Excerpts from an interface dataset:
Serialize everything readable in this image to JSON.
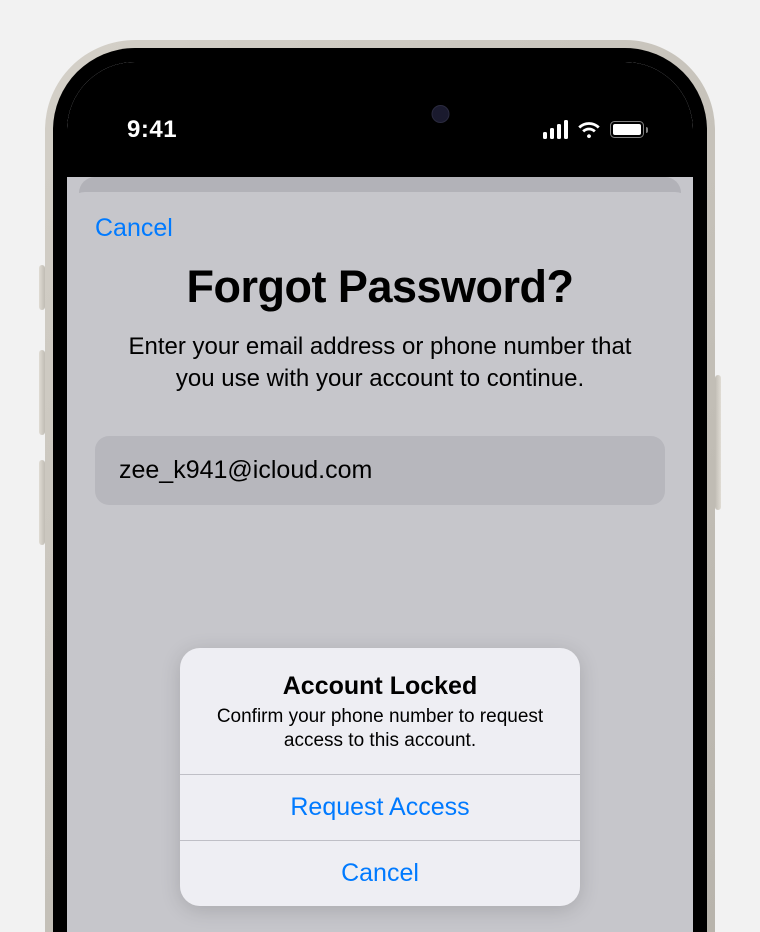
{
  "status_bar": {
    "time": "9:41"
  },
  "nav": {
    "cancel_label": "Cancel"
  },
  "page": {
    "title": "Forgot Password?",
    "subtitle": "Enter your email address or phone number that you use with your account to continue."
  },
  "input": {
    "email_value": "zee_k941@icloud.com"
  },
  "alert": {
    "title": "Account Locked",
    "message": "Confirm your phone number to request access to this account.",
    "primary_button": "Request Access",
    "secondary_button": "Cancel"
  }
}
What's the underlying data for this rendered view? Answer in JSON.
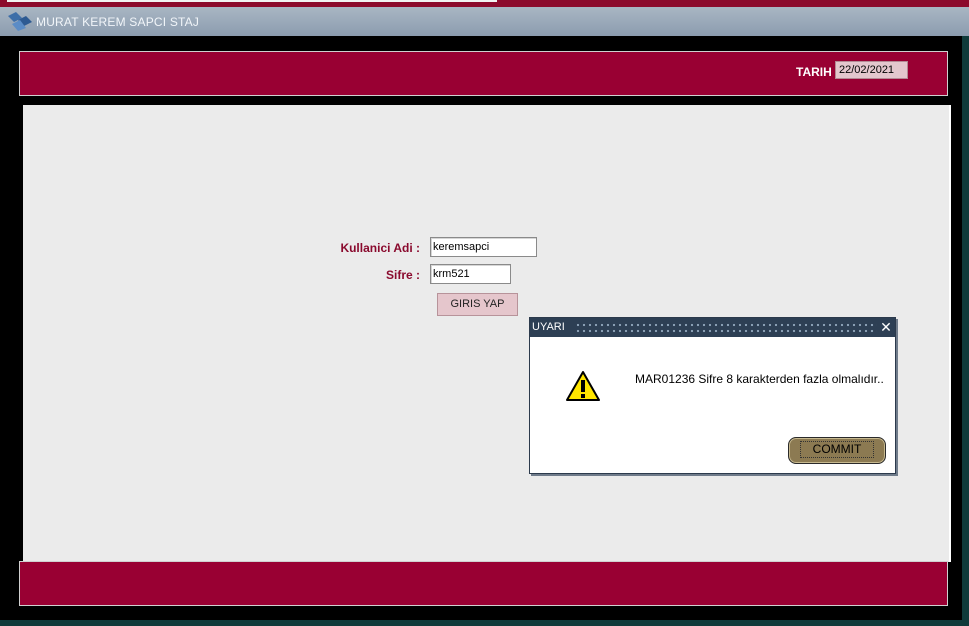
{
  "window": {
    "title": "MURAT KEREM SAPCI STAJ"
  },
  "header": {
    "date_label": "TARIH",
    "date_value": "22/02/2021"
  },
  "login_form": {
    "username_label": "Kullanici Adi :",
    "username_value": "keremsapci",
    "password_label": "Sifre :",
    "password_value": "krm521",
    "login_button_label": "GIRIS YAP"
  },
  "alert": {
    "title": "UYARI",
    "message": "MAR01236 Sifre 8 karakterden fazla olmalıdır..",
    "commit_button_label": "COMMIT",
    "icon": "warning-icon",
    "close_icon": "close-icon"
  },
  "colors": {
    "brand_band": "#990033",
    "content_background": "#ebebeb",
    "label_color": "#8a0a2e",
    "dialog_titlebar": "#2d3f54",
    "commit_button": "#8c7a52"
  }
}
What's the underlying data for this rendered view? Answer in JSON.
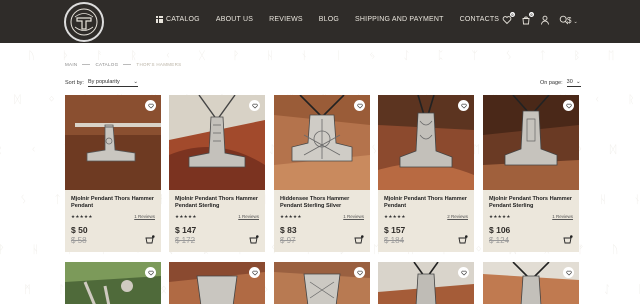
{
  "header": {
    "nav": [
      {
        "label": "CATALOG"
      },
      {
        "label": "ABOUT US"
      },
      {
        "label": "REVIEWS"
      },
      {
        "label": "BLOG"
      },
      {
        "label": "SHIPPING AND PAYMENT"
      },
      {
        "label": "CONTACTS"
      }
    ],
    "wishlist_count": "0",
    "cart_count": "0",
    "currency": "$",
    "icons": [
      "heart-icon",
      "shopping-bag-icon",
      "user-icon",
      "search-icon"
    ]
  },
  "breadcrumb": {
    "items": [
      "MAIN",
      "CATALOG",
      "THOR'S HAMMERS"
    ]
  },
  "sort": {
    "label": "Sort by:",
    "value": "By popularity"
  },
  "on_page": {
    "label": "On page:",
    "value": "30"
  },
  "products": [
    {
      "name": "Mjolnir Pendant Thors Hammer Pendant",
      "stars": "★★★★★",
      "reviews": "1 Reviews",
      "price": "$ 50",
      "old_price": "$ 58"
    },
    {
      "name": "Mjolnir Pendant Thors Hammer Pendant Sterling",
      "stars": "★★★★★",
      "reviews": "1 Reviews",
      "price": "$ 147",
      "old_price": "$ 172"
    },
    {
      "name": "Hiddensee Thors Hammer Pendant Sterling Silver",
      "stars": "★★★★★",
      "reviews": "1 Reviews",
      "price": "$ 83",
      "old_price": "$ 97"
    },
    {
      "name": "Mjolnir Pendant Thors Hammer Pendant",
      "stars": "★★★★★",
      "reviews": "2 Reviews",
      "price": "$ 157",
      "old_price": "$ 184"
    },
    {
      "name": "Mjolnir Pendant Thors Hammer Pendant Sterling",
      "stars": "★★★★★",
      "reviews": "1 Reviews",
      "price": "$ 106",
      "old_price": "$ 124"
    }
  ],
  "colors": {
    "header_bg": "#2f2c29",
    "card_bg": "#ece7dc",
    "price": "#2f2c29"
  }
}
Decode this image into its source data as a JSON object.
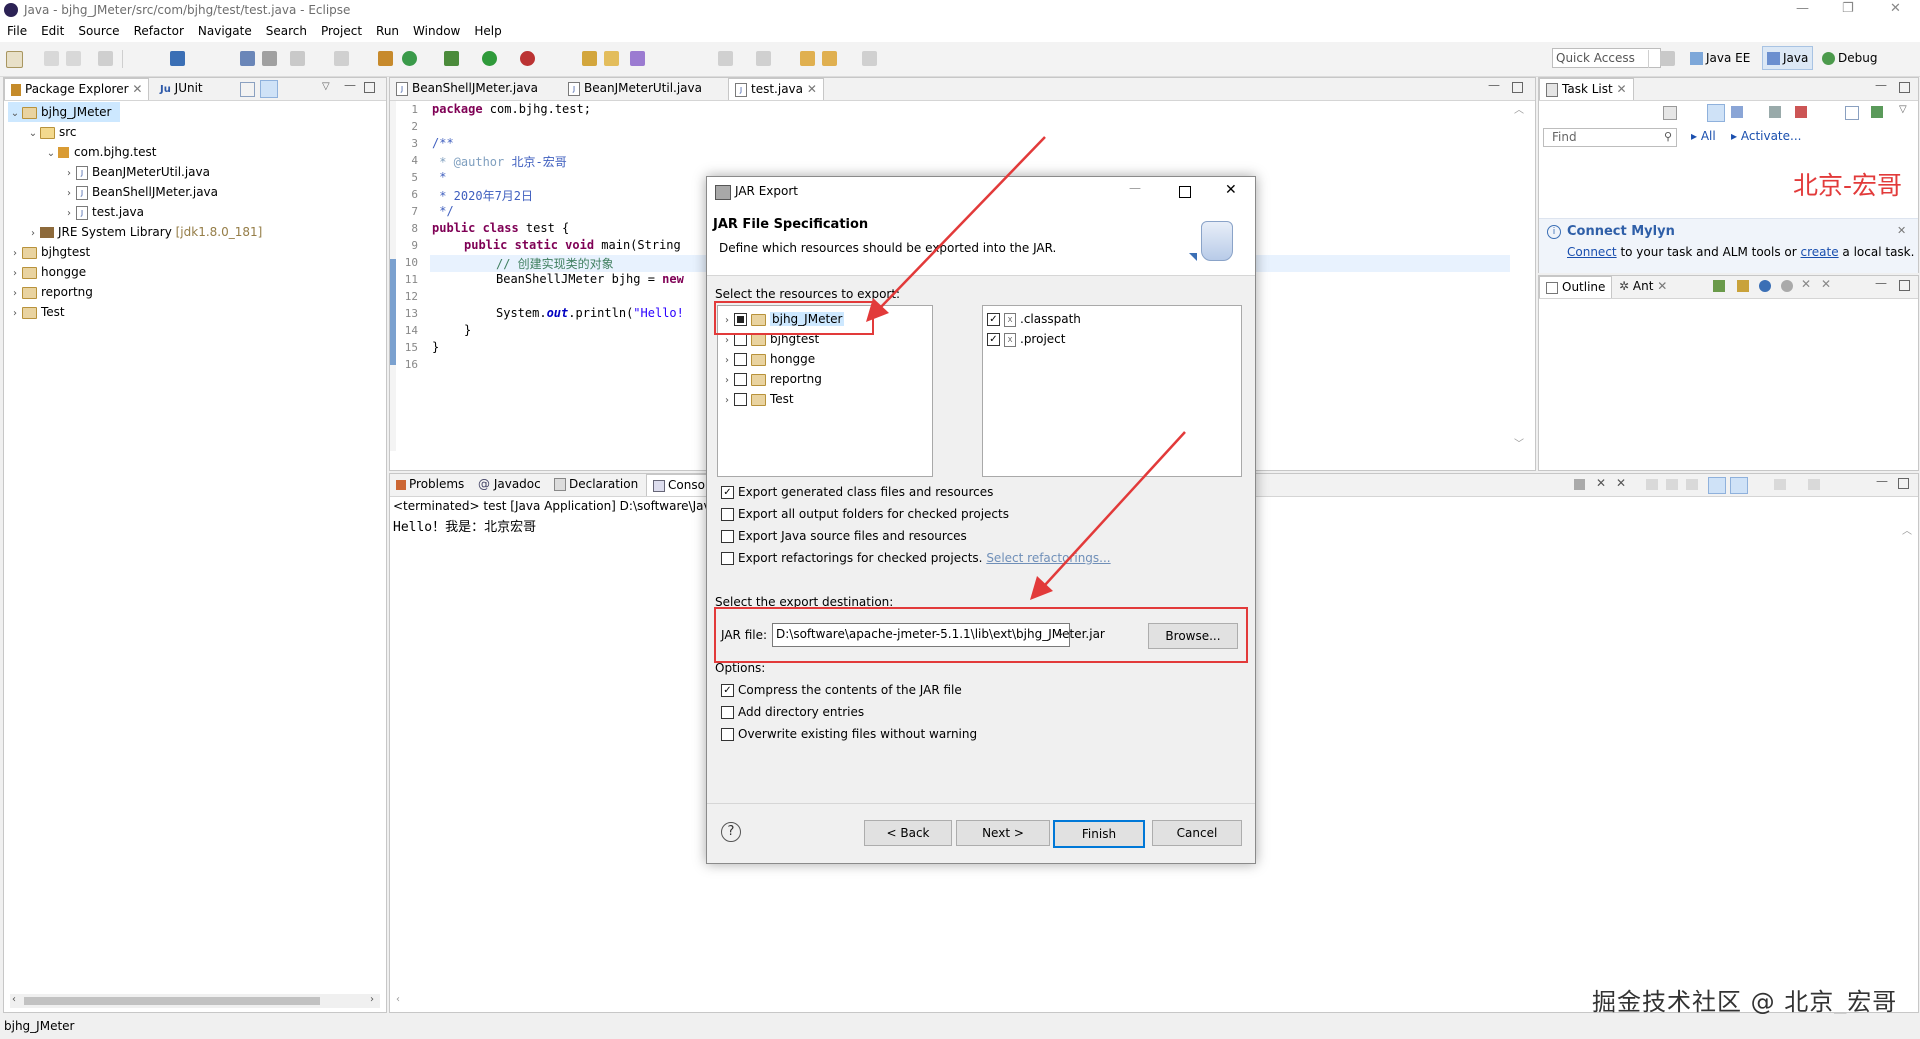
{
  "window": {
    "title": "Java - bjhg_JMeter/src/com/bjhg/test/test.java - Eclipse"
  },
  "menu": [
    "File",
    "Edit",
    "Source",
    "Refactor",
    "Navigate",
    "Search",
    "Project",
    "Run",
    "Window",
    "Help"
  ],
  "toolbar": {
    "quick_access": "Quick Access",
    "perspectives": [
      "Java EE",
      "Java",
      "Debug"
    ]
  },
  "left_panel": {
    "tabs": [
      "Package Explorer",
      "JUnit"
    ],
    "tree": {
      "project": "bjhg_JMeter",
      "src": "src",
      "package": "com.bjhg.test",
      "files": [
        "BeanJMeterUtil.java",
        "BeanShellJMeter.java",
        "test.java"
      ],
      "jre_label": "JRE System Library",
      "jre_version": "[jdk1.8.0_181]",
      "others": [
        "bjhgtest",
        "hongge",
        "reportng",
        "Test"
      ]
    }
  },
  "editor": {
    "tabs": [
      "BeanShellJMeter.java",
      "BeanJMeterUtil.java",
      "test.java"
    ],
    "line_numbers": [
      "1",
      "2",
      "3",
      "4",
      "5",
      "6",
      "7",
      "8",
      "9",
      "10",
      "11",
      "12",
      "13",
      "14",
      "15",
      "16"
    ],
    "lines": {
      "l1_kw": "package",
      "l1_rest": " com.bjhg.test;",
      "l3": "/**",
      "l4_tag": " * @author",
      "l4_rest": " 北京-宏哥",
      "l5": " *",
      "l6": " * 2020年7月2日",
      "l7": " */",
      "l8_kw": "public class",
      "l8_rest": " test {",
      "l9_kw": "public static void",
      "l9_rest": " main(String",
      "l10": "// 创建实现类的对象",
      "l11_a": "BeanShellJMeter bjhg = ",
      "l11_kw": "new",
      "l13_a": "System.",
      "l13_out": "out",
      "l13_b": ".println(",
      "l13_str": "\"Hello!",
      "l14": "}",
      "l15": "}"
    }
  },
  "right_panel": {
    "task_list_tab": "Task List",
    "find_placeholder": "Find",
    "all": "All",
    "activate": "Activate...",
    "watermark_red": "北京-宏哥",
    "mylyn": {
      "title": "Connect Mylyn",
      "connect": "Connect",
      "mid": " to your task and ALM tools or ",
      "create": "create",
      "end": " a local task."
    },
    "outline_tabs": [
      "Outline",
      "Ant"
    ]
  },
  "bottom_panel": {
    "tabs": [
      "Problems",
      "Javadoc",
      "Declaration",
      "Consol"
    ],
    "terminated": "<terminated> test [Java Application] D:\\software\\Java",
    "output": "Hello！我是：北京宏哥"
  },
  "status_bar": {
    "text": "bjhg_JMeter"
  },
  "watermark": "掘金技术社区 @ 北京_宏哥",
  "dialog": {
    "title": "JAR Export",
    "heading": "JAR File Specification",
    "subheading": "Define which resources should be exported into the JAR.",
    "select_resources": "Select the resources to export:",
    "projects": [
      "bjhg_JMeter",
      "bjhgtest",
      "hongge",
      "reportng",
      "Test"
    ],
    "files": [
      ".classpath",
      ".project"
    ],
    "export_options": [
      {
        "label": "Export generated class files and resources",
        "checked": true
      },
      {
        "label": "Export all output folders for checked projects",
        "checked": false
      },
      {
        "label": "Export Java source files and resources",
        "checked": false
      },
      {
        "label": "Export refactorings for checked projects.",
        "checked": false
      }
    ],
    "select_refactorings": "Select refactorings...",
    "destination_label": "Select the export destination:",
    "jar_file_label": "JAR file:",
    "jar_file_value": "D:\\software\\apache-jmeter-5.1.1\\lib\\ext\\bjhg_JMeter.jar",
    "browse": "Browse...",
    "options_label": "Options:",
    "options": [
      {
        "label": "Compress the contents of the JAR file",
        "checked": true
      },
      {
        "label": "Add directory entries",
        "checked": false
      },
      {
        "label": "Overwrite existing files without warning",
        "checked": false
      }
    ],
    "buttons": {
      "back": "< Back",
      "next": "Next >",
      "finish": "Finish",
      "cancel": "Cancel"
    },
    "help": "?"
  },
  "colors": {
    "annotation_red": "#e23a3a",
    "selection": "#cde8ff",
    "accent": "#0078d7"
  }
}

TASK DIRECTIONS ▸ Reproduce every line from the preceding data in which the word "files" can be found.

RESULT OF THE TASK ▸
      "files": [
    "files": [
        "label": "Export generated class files and resources",
        "label": "Export Java source files and resources",
        "label": "Overwrite existing files without warning",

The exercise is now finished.